[Start of section]
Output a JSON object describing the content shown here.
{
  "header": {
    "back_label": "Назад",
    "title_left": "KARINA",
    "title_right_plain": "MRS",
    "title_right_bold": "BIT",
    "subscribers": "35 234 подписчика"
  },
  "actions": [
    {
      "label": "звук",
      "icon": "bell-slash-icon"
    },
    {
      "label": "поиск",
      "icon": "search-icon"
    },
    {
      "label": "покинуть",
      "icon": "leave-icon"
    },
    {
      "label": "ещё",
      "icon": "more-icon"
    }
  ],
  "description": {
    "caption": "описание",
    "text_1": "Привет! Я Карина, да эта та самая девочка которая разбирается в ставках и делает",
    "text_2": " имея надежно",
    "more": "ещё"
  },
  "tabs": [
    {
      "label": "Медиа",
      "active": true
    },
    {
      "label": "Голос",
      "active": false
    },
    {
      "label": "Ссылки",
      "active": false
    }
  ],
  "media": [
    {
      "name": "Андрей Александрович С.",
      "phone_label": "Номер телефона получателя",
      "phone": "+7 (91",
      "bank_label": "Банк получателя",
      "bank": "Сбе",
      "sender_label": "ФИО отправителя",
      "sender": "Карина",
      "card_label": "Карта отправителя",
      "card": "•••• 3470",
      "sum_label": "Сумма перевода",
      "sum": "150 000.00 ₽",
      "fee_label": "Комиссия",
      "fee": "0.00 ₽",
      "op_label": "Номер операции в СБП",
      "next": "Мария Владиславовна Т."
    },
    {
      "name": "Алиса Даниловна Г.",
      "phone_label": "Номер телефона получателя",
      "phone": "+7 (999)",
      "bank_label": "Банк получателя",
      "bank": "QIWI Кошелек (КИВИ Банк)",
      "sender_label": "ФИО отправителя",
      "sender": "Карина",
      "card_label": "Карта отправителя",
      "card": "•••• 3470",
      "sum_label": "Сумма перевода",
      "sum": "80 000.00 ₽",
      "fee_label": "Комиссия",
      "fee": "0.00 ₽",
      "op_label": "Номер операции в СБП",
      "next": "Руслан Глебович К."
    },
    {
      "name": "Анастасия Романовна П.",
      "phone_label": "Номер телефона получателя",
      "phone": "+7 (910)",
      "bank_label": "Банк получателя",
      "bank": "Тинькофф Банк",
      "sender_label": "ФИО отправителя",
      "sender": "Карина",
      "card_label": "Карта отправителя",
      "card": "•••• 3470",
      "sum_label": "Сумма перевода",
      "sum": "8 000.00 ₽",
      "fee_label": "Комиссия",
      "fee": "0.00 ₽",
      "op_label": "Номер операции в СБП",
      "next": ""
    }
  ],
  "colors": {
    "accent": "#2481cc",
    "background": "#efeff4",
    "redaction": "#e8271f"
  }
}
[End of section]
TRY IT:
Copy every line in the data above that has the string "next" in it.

TASK OUTPUT:
      "next": "Мария Владиславовна Т."
      "next": "Руслан Глебович К."
      "next": ""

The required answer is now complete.